By Petride Mudoola
Dimitiriya, 43, was sent to the Ibuga Government Prison Farm in Kasese district after an indictment of 15 years for illegal possession of firearms.
Rather than curse the day he was jailed, Dimitiriya is all praises for his prison sentence, thanks to the agricultural skills training and rehabilitation project at the prison farm.
“My prison term has been a blessing in disguise. Before I was imprisoned, I did not have any knowledge in farming, but while in jail, I have gained skills that will make me a job-creator after my release,” he says.
As the head of production among inmates, Dimitiriya is responsible for supervising inmates on the farm. The farm produces cabbages, onions, tomatoes, maize, mangoes, pineapples, oranges and watermelon.
Owing to their unique programmes, prison farms have often been rated among the best exhibitors at the annual farmers’ fair in Jinja.
Huge farms, huge benefits
Dimitiriya in a vegetable garden at Ibuga government prison farm in Kasese district
The Uganda Prisons is among the largest producers of maize in the country. It has 21 farms.
The farms are used to impart modern farming skills to prisoners, according to Dr. Johnson Byabashaija, the Prison’s boss.
“Prison farms contribute to transforming prisons from being punitive to correctional institutions. These equip prisoners with agricultural skills that will help them create jobs hence become responsible citizens upon discharge,” he says.
“The programmes create a paradigm shift of prison practices – from traditional custodial and punitive roles to correctional and rehabilitation roles that facilitate social re-integration of offenders,” Byabashaija explains.
He says one of the crops prisoners grow on a commercial scale is maize, which eases feeding of the prisoners.
Byabashaija adds that their farms act as demonstration farms to communities near the prisons.
According to Amos Turyashaba, the officer in charge of Uganda Prisons Farm Ruimi in Fort Portal, the facility has 3,700 acres and was established to produce maize on a large scale to feed prisoners countrywide.
Turyashaba, however, says production is still below capacity. “Out of the 3,700 acres, only 550 are under maize cultivation, 450 are used for afforestation, fruit production and vegetable growing. About 2,700 acres are unutilised, yet feeding prisoners requires 9,000 tonnes of maize flour annually,” he explains.

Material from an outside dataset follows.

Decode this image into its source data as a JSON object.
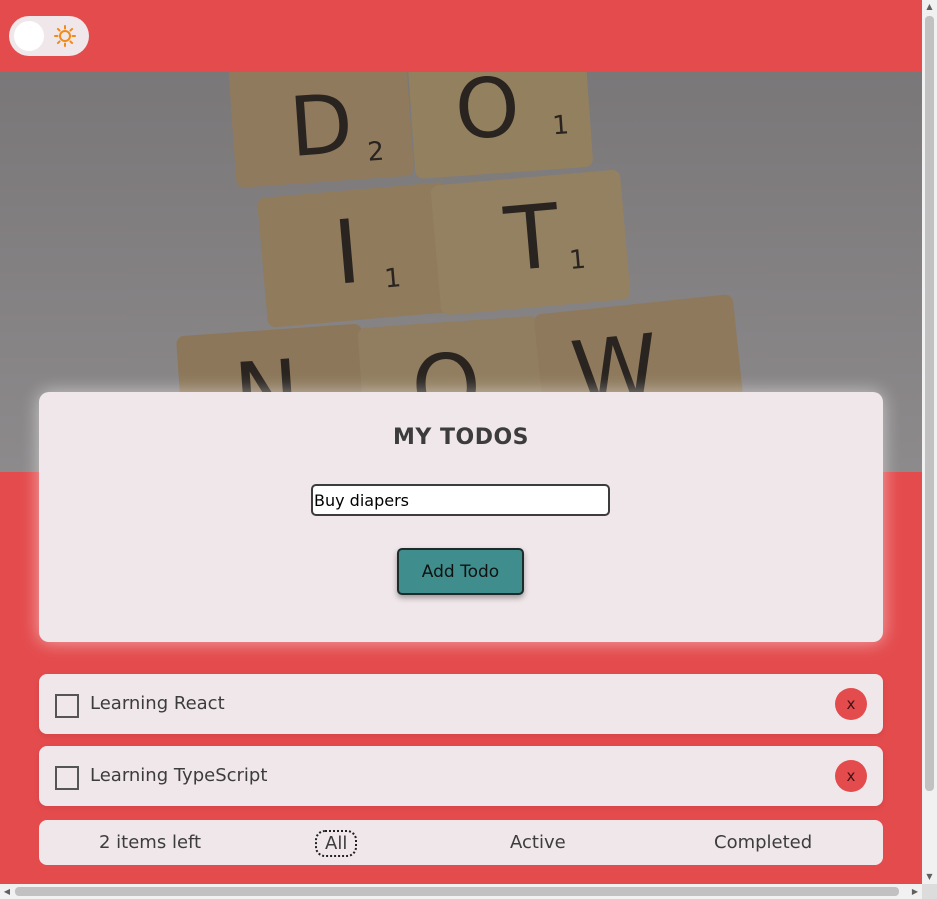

Turyashaba explains that Ruimi produces 900 tonnes of maize per season, yet it is capable of producing 6,000 tonnes every year if it is well-facilitated. While Ibuga in Kasese has 800 acres, only 400 of these are utilised for maize production.
According to Jude Kaliisa, the officer in charge of Ibuga Prison Farm, the land under afforestation is 50 acres. Mainly pine, neem and acacia trees have been planted to act as wind breakers as well as provide firewood. He adds that 20 acres are used for horticulture and fruit growing.
“We grow matooke, cabbage, carrots, mangoes and pawpaws on this land. The project acts as demonstration farm to other farmers, as well as providing a balanced diet to inmates and staff,” Kaliisa says.
According to Frank Baine, the prison’s publicist , Uganda Prison Service requires over sh30b annually to feed prisoners countrywide, but receives only sh14b from the Government for this purpose.
According to officers in charge of prison farms, the units lack inadequate machinery and implements. To realise the full potential of these farms, there is need for heavy duty tractors, trucks to transport the produce and combine harvesters that can facilitate large-scale harvesting.
Changes in weather patterns over time have negatively impacted on production, leading to crop failure. To mitigate this, there is need for irrigation schemes since most prison farms are located near water bodies.
Prison farms also lack adequate storage facilities, which lead to heavy post-harvest losses. They still rely on cribs to store farm produce. However, there is need to construct grain silos as well as provide equipment like dryers to ensure safe post-harvest handling of the produce.
The farms are constrained by inadequate supply of agri-inputs like diesel, fertilisers, seeds, herbicides and machinery spares.
Like most government institutions, prison farms are faced with the challenge of land grabbing. Prison authorities cite the Ruimi prison case, whereby in spite of having a tittle, an injunction was issued restricting activities on the land.
“Out of the 224 prison units, only 40 have land under the Uganda Prison Service,” Baine says. Most of the land is either under the land commission or district land boards. Therefore, developing it is still a challenge and exposes it to encroachers.
Baine suggests that the land should be surveyed and titles issued to Uganda Prison Service.